Photo courtesy CNN
June 2014 will go down in the annals of Sri Lankan history as a turning point in ethnic relations, with large scale communal violence being unleashed on a most hapless minority. This month saw the worst acts of violence targeted against the country’s second largest minority, the Muslims, since the infamous anti-Tamil pogrom of July 1983.
This month has been aptly termed ‘Black June’.
In the South-Western coastal towns of Aluthgama and Beruwala, hysterical mobs looted and torched scores of shops and other business establishments. Innocent lives were lost. Mosques were damaged and copies of the Holy Quran destroyed. Homes were broken into and vandalized.
Decades of hard work were brought down to zero as the state authorities failed to protect unarmed civilians and their properties through the grisly days of violence.
By their acts of madness and mayhem, the rampaging rioters thus shattered the dreams and hopes of not only those who were directly affected, but that of all peace-loving citizens of this country. The innocent majority were hurt by the follies of a selfish few.
The manner in which the events unfolded left no doubt in the minds of the victims and observers alike that the attacks had been well-planned. Shops and homes had been emptied prior to being set alight. Stolen goods had been packed into waiting lorries according to several eye-witness accounts. Petrol bombs had also been widely used in the attacks.
All this, despite the presence of the law enforcement agencies, who stand accused of failing to intervene to stem the violence.
The ‘Us’ versus ‘Them’ became more pronounced than ever. A community of people that previously felt equal, in every way, to their fellow citizens were stripped of their dignity, and reduced to feeling like strangers in their own land.
Even the Muslims who did not strongly identify themselves as such, felt a deep sense of injustice and polarization. Today the Muslims live in absolute fear as sporadic attacks on Muslim-owned businesses, mosques and homes continue.
When the LTTE was defeated by the Sri Lankan military in May 2009, the Muslims wholeheartedly joined in the celebrations. How could one not rejoice at the end of terrorism? Peace and prosperity was imminent, it seemed.
The Muslims, one may recall, had paid a heavy price for resisting the LTTE’s mission to establish a separate state in Northern Sri Lanka. As a result of their refusal to join the terrorist movement, nearly 100,000 Muslims were forcibly evicted from the North and were rendered homeless overnight. They ended up languishing in make-shift camps for over two decades as internally displaced persons.
But tragically, the end of one form of terrorism has given way to the rise of another equally frightening form of terror. This time round the terrorists are clad in saffron robes. They have brought ridicule and disgrace to Buddhism – a noble religion that places great emphasis on tolerance, non-violence and compassion to all living beings.
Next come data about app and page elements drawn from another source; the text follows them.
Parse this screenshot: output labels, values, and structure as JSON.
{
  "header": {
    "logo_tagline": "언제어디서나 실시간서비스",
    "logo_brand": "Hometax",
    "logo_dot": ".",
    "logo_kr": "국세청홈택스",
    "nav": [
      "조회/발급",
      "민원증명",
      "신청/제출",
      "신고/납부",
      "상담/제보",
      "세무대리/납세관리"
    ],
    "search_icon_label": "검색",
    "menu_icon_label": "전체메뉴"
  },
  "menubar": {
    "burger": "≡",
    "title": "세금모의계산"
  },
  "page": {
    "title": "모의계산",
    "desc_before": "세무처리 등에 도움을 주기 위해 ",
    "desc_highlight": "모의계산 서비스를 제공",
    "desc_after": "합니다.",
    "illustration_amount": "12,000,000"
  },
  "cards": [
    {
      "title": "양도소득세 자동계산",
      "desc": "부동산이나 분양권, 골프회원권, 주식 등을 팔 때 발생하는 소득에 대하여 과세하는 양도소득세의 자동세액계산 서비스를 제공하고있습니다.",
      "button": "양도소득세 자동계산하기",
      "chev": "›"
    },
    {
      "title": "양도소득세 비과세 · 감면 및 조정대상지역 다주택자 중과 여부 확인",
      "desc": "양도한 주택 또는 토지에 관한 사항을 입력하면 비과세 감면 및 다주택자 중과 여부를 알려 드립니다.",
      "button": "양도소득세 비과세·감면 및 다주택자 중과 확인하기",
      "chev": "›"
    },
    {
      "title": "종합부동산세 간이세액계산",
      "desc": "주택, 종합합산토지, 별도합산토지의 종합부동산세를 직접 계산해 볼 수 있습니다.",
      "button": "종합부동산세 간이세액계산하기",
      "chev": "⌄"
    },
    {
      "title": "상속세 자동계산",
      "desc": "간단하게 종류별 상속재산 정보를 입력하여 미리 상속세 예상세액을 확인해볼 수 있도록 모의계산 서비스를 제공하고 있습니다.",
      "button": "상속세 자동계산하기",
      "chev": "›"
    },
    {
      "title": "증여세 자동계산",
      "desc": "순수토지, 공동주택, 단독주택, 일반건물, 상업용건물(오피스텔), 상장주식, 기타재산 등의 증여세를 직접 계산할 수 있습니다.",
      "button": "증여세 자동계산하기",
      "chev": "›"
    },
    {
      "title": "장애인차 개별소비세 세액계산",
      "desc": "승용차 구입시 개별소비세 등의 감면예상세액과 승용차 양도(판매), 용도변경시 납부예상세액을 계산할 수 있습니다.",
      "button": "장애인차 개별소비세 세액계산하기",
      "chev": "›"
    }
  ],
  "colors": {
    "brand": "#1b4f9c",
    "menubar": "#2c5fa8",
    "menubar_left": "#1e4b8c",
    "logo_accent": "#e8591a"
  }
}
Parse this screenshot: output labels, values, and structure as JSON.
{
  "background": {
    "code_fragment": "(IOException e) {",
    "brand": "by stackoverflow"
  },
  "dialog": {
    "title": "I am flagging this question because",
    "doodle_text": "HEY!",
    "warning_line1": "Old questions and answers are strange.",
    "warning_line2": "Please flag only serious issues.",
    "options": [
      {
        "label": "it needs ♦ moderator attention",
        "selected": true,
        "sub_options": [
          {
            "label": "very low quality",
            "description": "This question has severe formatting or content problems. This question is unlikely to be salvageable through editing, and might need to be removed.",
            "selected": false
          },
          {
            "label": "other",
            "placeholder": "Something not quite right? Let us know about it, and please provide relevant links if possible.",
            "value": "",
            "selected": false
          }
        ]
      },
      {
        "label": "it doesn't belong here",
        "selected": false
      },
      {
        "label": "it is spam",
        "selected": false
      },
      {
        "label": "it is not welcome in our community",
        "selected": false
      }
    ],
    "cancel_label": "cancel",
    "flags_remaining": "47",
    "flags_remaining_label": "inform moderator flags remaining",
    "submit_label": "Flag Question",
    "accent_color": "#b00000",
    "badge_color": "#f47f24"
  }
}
From its very inception in 2012, the Bodhu Bala Sena (BBS) or Buddhist Power Force has carried out a series of organised campaigns against both Muslims and Christians, on the baseless premise that minorities are a threat to Sri Lanka’s Sinhala-Buddhist identity. They refuse to recognise Sri Lanka as a multicultural nation.
It was this extremist organisation that was permitted to hold a rally in Aluthgama, a town with a significant Muslim population, on 15 June, the day the conflagrations began.
Tensions were already running high in Aluthgama fuelled by reports that a Muslim man had allegedly assaulted a Buddhist monk on 12 June. In this backdrop, it was a serious miscalculation on the part of the Police to allow the BBS to hold a rally just a few days later on June 15, effectively exacerbating the prevailing anti-Muslim sentiment.
Video footage of a hate-speech made at this rally by the BBS General Secretary Galgoda Gnanasara Thera, the key instigator of the violence, is available online for the world to see. “If a ‘marakkalaya’ or any other ‘paraya’ keeps so much as a hand on a Sinhala person, let alone a monk, it would be their end,” he raged.
The key question being posed by all right-thinking citizens is, why has he not been arrested to date and remanded? If a British nurse could be arrested for a Buddha tattoo on the basis that it is offensive and culturally insensitive, then why has the BBS demagogue not been arrested by an identical application of the law?
The BBS has been actively working to foster communal tensions over the last several months, and several speeches made by Gnanasara Thera laid the foundation for Black June. Where is the long arm of the law? Or is Gnanasara Thera above the law?
That he has been immune from prosecution gives rise to speculation that the BBS enjoys a close relationship with the powers that be. For such speculation to be doused, then there needs to be an equal application of the law for all citizens. The perpetrators of the violence must be swiftly brought to book. Equally, the injustices meted out to the victims must be fully acknowledged, compensation paid, and steps taken to restore normalcy in the affected areas.
We as a nation have to get our priorities right. There is no point investing heavily in physical infrastructure when our more valuable resource, that of human capital is in shambles. To ensure that our country is never torn apart by such violence and anger again, the main priority should now be to build racial and religious accord, promote a spirit of tolerance and co-existence, and spare no room for inciting racial hatred.
We have lost nearly three decades due to one war. We can certainly do without another.